Dear Apple, we need a touchscreen MacBook. Surface Laptop Studio proves it
Microsoft’s Surface lineup is full of devices designed for specific use cases. Of course, there’s the standard range of Surface laptops, with performance and price spanning a wide range. Then there is the Surface Pro 8 and Surface Pro X offering a true 2-in-1 experience. But then there’s a range of products that I like to see as a way to test the market – see what users will do with unique products. For example, the Surface Book is a unique device in that the screen is physically detached from the keyboard, transforming into a dedicated – and true – tablet at the press of a button.
More recently, Microsoft announced the Surface Laptop Studio a unique take on a laptop and tablet hybrid. Instead of detaching the screen from the base, you can fold and move the screen to different positions effortlessly. There’s a ledge under the keyboard that runs around the entire laptop, with a place in the front of the Laptop Studio to store and charge a Microsoft Surface Slim Pen 2.
This is again a unique take on what a laptop is and can do, and for the past few weeks I’ve been using one. Below are three of my top takeaways. For a full review, be sure to read Simon Bisson’s review, another ZDNet contributor.
Dear Apple, touchscreen laptops are here to stay
Yes, I’m going. It’s an argument that’s very tired now, but the more I use Windows laptops with touchscreens and my iPad Prothe more I want to reach out and touch the screen of my MacBook. Touch is an incredibly intuitive way to interact with computers big and small. This is how we tap, select and even take photos on our smartphones. Our brains have been wired and rewired to look for touchpoints when using a computer, so reaching out to press an X to close a window or quickly swipe a finger to scroll through a long document or a website is something that makes sense.
Admittedly, Microsoft has spent years optimizing Windows for a touch-based interface, and the company got a lot wrong along the way. But Windows 11, and later versions of Windows 10 for that matter, did well.
For example, in Windows 11, swiping from the left side of the screen reveals several widgets that replaced the Live Tiles that lived in the Start menu. A swipe from the right side of the screen displays notifications and the calendar. Tap the Wi-Fi/Volume/Battery icon in the taskbar to bring up a settings panel that has large touch targets for routine settings, like Bluetooth and screen brightness (as well as settings mentioned earlier, of course).
In many ways, Apple has started laying the groundwork for a more user-friendly macOS interface. Taking Common Settings as an example, Control Center on a Mac looks a lot like it does on iOS and iPadOS – with giant touch targets just waiting to be touched or swiped. There’s still a lot of work to be done to bring macOS up to par with Windows 11 when it comes to touch interactions, but it certainly feels like that’s the direction Apple is headed. Or maybe my personal bias reads into it too much.
I’m not convinced the Laptop Studio is a tablet
I know what you’re thinking. “Didn’t he just say touchscreen laptops are here to stay?” » I did.
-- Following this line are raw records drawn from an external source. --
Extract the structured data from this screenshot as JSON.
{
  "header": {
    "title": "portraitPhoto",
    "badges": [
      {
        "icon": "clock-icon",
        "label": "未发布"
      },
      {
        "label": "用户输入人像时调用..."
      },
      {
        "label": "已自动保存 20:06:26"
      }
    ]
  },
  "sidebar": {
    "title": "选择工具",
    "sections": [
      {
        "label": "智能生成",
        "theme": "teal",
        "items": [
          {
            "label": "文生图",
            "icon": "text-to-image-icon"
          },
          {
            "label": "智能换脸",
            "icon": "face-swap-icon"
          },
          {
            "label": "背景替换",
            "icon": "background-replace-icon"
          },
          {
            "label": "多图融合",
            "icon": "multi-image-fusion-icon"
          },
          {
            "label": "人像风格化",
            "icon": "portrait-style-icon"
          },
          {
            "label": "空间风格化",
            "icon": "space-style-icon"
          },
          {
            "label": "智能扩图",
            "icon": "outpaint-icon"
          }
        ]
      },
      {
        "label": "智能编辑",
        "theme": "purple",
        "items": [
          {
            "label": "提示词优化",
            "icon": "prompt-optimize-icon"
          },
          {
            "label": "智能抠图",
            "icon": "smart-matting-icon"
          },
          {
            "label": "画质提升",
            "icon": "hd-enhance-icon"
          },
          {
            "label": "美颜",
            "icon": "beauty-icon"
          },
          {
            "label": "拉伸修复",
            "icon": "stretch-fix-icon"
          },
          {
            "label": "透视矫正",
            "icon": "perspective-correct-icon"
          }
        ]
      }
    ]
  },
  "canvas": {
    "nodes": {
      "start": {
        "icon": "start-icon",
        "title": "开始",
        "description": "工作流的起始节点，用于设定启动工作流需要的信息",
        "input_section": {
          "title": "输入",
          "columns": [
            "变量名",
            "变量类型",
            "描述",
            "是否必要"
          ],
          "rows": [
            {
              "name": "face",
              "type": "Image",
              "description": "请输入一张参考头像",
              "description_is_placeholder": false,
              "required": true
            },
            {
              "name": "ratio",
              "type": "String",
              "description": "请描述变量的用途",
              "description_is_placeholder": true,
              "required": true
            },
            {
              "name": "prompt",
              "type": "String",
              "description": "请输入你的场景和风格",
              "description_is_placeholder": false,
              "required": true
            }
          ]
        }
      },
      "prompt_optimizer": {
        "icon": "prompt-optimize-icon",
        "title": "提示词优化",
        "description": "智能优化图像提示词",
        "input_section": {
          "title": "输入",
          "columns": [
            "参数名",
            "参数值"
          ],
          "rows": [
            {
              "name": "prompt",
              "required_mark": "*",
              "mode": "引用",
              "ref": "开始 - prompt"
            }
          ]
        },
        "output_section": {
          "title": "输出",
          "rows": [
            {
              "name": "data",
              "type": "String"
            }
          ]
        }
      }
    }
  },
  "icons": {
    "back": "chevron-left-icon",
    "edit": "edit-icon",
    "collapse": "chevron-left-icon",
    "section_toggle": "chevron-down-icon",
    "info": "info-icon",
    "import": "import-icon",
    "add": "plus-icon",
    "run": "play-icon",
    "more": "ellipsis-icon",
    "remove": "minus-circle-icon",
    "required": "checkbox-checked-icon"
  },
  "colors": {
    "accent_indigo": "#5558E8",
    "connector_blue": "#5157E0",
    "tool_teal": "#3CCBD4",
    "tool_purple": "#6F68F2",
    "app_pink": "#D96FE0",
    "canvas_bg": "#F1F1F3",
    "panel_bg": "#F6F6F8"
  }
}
And I stand by that. But, when I bend the Laptop Studio screen to lay flat on the deck, I’m not convinced it makes for a great tablet. The only reason I say that is because it’s heavy. Really heavy.
If you get a Laptop Studio with an i5 processor, it weighs 3.83 pounds. Go with the i7 processor? Increase this weight to 4 pounds.
If you stick to using the Laptop Studio in tablet mode while leaving it flat on your desk, the weight won’t matter. But, if you want to carry it like a tablet, the weight will, uh, weigh you down.
That said, laying the screen flat and using the Fine pen 2 drawing, sketching or editing photos makes a lot of sense and is a comfortable way to use Laptop Studio.
The Slim Pen’s storage and charging setup is great
I’m not a regular user of a stylus on any device that supports one, be it the iPad Pro or the Laptop Studio. But, in order to ensure thorough testing, I attached my Slim Pen 2 to the front of the Laptop Studio case, just below the keyboard. Microsoft has a place there for the stylus that magnetically holds it in place while simultaneously charging it. I anticipated that at some point, while carrying the Laptop Studio or moving it on my lap while using it, I would knock the Slim Pen 2 out of the case. In fact, I expected to drop it regularly and eventually give up on placing it there.
But in the past few weeks, not once have I bumped into it or knocked it out of the case. And, on the rare occasion that I’ve forced myself to use it a bit, it’s been readily available.
Overall I really like using Surface Laptop Studio. The screen is gorgeous and the ability to unlock the laptop using Windows Hello facial recognition is another thing I’d love to see Apple add to its MacBook lineup via Face ID (the notch is already there !).
Now if you’ll excuse me, I have to go erase my fingerprints. Macbook Prois displayed. They annoy me.